Mikveh - Why?
Why are a man and woman prohibited from sexual relations during her menstruation? Does Judaism consider women somehow “unclean”? And if a woman always has to go to mikveh, when does the couple have time to have sex?
The Aish Rabbi Replies:
The Torah speaks of a spiritual concept called "Tuma." Often mistranslated as "dirty," Tuma is not a description of spiritual inferiority, impurity or uncleanliness. Rather, it is a metaphysical phenomenon representing the "loss of human life." For example, a dead human body contains the greatest degree of "Tuma."
Similarly, after having marital relations, men are in a state of Tuma, because of the loss of the "building blocks" of life within them (Leviticus 15:16).
Women incur this state of Tuma when they menstruate, because of the loss of potential life, as the unfertilized ovum is expelled from her body (Leviticus 15:19). The Talmud calls this a "whisper of death."
Upon menstruating, a woman must not have physical contact with her husband. The woman waits until the bleeding stops (usually five days) and then counts seven “clean days.” At this point she goes to the mikveh, a special pool containing "natural" water untouched by human hands – such as rainwater, a river, or underground spring.
A mikveh is a spiritual tool; it has no association with hygiene. Indeed, one who enters a mikveh must be perfectly clean before immersion. To understand mikveh in depth, consider the Yom Kippur service as once practiced in the Holy Temple in Jerusalem. At the apex of the service, the High Priest would enter the innermost chamber of the Temple – the Holy of Holies. For seven days beforehand, the High Priest prepared himself for this moment. But the High Priest had one final preparation before the awesome moment of entering the Holy of Holies: He immersed in the mikveh.
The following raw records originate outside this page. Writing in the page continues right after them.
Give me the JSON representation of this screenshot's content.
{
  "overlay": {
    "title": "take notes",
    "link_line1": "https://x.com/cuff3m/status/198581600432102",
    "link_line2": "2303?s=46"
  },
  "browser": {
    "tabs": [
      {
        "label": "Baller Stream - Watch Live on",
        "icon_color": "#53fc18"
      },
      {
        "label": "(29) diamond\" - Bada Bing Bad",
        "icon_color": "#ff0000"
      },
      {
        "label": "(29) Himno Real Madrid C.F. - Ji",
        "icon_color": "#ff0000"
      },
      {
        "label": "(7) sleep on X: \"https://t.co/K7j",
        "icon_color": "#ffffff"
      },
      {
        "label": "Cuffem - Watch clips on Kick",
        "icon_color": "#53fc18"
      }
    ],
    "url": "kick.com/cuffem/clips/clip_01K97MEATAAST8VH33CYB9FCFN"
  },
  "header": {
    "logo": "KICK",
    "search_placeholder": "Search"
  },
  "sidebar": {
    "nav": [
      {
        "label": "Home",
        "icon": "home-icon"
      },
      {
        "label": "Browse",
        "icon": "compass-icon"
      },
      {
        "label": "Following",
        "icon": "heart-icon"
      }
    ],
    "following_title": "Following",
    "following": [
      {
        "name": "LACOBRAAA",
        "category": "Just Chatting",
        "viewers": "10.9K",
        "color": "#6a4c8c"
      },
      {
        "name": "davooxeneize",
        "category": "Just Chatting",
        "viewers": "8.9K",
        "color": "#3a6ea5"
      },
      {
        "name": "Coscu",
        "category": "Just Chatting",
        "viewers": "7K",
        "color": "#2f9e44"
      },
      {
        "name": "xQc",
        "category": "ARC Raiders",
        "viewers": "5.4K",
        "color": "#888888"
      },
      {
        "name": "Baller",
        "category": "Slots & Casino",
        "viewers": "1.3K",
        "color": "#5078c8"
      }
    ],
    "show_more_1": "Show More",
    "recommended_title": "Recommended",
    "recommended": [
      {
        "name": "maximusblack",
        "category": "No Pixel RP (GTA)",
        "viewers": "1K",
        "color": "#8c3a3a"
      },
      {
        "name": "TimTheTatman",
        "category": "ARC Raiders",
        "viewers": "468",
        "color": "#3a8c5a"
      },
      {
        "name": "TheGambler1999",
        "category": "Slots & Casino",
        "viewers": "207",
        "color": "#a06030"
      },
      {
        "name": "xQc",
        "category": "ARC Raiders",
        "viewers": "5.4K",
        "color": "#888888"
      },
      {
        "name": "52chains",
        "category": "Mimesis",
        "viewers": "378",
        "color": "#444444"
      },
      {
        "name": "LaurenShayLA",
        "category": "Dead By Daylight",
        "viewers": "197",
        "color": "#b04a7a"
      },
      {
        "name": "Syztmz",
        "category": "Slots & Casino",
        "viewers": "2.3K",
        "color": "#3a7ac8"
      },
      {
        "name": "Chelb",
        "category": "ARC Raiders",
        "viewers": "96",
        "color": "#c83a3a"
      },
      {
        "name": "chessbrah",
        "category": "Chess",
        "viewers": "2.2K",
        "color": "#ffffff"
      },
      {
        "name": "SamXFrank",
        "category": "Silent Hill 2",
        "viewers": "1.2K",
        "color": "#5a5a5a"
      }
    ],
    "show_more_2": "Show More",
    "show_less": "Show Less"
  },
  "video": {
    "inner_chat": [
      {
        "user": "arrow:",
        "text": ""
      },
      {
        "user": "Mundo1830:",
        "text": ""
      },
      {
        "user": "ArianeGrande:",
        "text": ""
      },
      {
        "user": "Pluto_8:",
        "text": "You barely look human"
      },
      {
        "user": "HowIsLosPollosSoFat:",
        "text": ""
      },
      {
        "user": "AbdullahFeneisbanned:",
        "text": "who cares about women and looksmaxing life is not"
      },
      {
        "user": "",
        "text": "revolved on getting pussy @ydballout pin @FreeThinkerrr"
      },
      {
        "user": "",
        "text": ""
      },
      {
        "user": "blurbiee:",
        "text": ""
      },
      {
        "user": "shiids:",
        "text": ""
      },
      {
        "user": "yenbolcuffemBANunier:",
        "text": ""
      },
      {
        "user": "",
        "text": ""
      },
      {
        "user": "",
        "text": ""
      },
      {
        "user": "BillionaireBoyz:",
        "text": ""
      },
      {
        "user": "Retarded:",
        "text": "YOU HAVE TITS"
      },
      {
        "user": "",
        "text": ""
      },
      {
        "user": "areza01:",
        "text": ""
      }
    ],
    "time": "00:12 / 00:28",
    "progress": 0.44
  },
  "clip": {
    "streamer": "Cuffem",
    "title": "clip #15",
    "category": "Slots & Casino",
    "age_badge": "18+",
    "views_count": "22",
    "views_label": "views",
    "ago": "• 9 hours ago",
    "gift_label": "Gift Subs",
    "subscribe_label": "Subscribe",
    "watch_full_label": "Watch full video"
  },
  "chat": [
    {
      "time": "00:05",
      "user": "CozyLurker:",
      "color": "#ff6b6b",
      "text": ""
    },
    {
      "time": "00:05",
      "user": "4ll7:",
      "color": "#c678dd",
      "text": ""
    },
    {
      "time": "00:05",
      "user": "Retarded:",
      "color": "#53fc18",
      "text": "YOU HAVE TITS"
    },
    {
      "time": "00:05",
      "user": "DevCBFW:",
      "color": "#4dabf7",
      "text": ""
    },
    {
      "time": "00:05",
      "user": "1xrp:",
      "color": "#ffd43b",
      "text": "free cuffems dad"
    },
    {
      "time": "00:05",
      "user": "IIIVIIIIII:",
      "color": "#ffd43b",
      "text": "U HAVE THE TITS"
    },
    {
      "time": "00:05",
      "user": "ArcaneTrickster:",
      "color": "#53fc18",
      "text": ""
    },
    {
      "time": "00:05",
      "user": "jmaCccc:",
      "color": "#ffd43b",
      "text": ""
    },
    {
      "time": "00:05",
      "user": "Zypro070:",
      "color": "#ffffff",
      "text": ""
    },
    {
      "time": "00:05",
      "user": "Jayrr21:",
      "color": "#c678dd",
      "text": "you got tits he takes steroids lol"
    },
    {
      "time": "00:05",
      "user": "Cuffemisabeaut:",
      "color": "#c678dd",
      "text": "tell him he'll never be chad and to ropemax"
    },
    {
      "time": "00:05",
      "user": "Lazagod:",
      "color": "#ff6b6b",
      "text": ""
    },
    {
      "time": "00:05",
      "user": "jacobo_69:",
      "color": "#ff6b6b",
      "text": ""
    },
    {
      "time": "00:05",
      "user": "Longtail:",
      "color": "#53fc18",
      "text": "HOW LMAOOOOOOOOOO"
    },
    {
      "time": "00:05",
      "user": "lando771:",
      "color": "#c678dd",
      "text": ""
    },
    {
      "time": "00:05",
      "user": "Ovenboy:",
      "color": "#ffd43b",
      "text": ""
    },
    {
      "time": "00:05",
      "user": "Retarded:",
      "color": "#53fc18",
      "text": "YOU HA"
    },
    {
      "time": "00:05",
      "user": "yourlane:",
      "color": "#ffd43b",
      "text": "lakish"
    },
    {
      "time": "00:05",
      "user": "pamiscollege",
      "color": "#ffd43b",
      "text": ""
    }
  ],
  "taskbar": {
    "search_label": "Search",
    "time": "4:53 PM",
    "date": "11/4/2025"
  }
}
The resumption of the act of intimacy of a Jewish woman with her husband is a similarly awesome moment. After her seven days preparing for that moment, a woman immerses in a mikveh in order to elevate her marital relationship. The mikveh experience is like a "spiritual rebirth."
With mikveh – and God's presence – the sexual relationship changes from something that's completely physical, an act which subhuman species also engage in, to an act of holiness and the highest human expression. At the mikveh, the woman utters a prayer inviting God to sanctify their forthcoming intimacy.
The mikveh is key to building a healthy Jewish marriage. Intermittent abstinence from physical relations strengthens the relationship, since the husband and wife must relate on an emotional level independent of any issues of physicality. During the two weeks without physical contact, a couple has to learn how to communicate better with each other.
This is an invaluable lesson in our society which, for all its obeisance to feminism, continues to treat women as objects, in advertising, at the workplace and too often in the home itself.
Furthermore, a sexual relationship works on desire. If the woman is always available, then the man can become bored and seek other outlets. When everything becomes permitted, he eventually becomes accustomed to it and disinterested. There is nothing left to stimulate his imagination. Boredom in marriage is no small matter. It is extremely destructive and is a leading cause of divorce.
During the period of separation, a strong yearning builds between the husband and wife. The fact that the husband has such a strong attachment to his wife means that even when she is not available, he will not seek outside pleasure; he will wait for her because he is so attached to her. When they resume the physical side, it is a monthly “honeymoon” all over again. This keeps the marriage alive and fresh.
Mikveh also teaches the value of restraint. In a world where infidelity is as common as it is today – there have been estimates that almost one of every two married men has been unfaithful – people have to learn the art of restraint. Within the Jewish marriage relationship, if a husband and wife can't have access to each other at regular intervals, it means they must learn to control themselves within the marriage relationship. Outside the marriage relationship, when a temptation suddenly develops and they're called upon to exercise restraint, they know how to respond.
Jewish couples who were initially unaware of the mikveh practice, and who learned about it and incorporated it into their lives, report that the genius of this practice is so great that no human mind could have invented it. Indeed, modern therapists have taken a clue from the Torah and are recommending a cyclical on-off period for married couples. It gives the woman a break during the time when she is most physically uncomfortable. And it removes the ever-present question of waiting for “the moment” to strike.
This also helps maximize the potential for procreation. Studies show that ovulation – the most fertile time of a woman’s cycle – occurs precisely at the time the woman goes to the mikveh.
The observance of Taharat Hamishpacha (lit: “family purity”) has been a central feature of Jewish life for millennia. Indeed, Jewish law mandates that even before a town’s synagogue is built, a mikveh must first be established.One finds mikvehs in medieval Spain, in ancient Italy and in the famed desert outpost of Masada. In fact the single most decisive element archaeologists use in determining whether or not an unearthed settlement is Jewish is the presence of a mikveh.
Read more by Rebbetzin Feige Twerski at www.aish.com/f/rf/48941961.html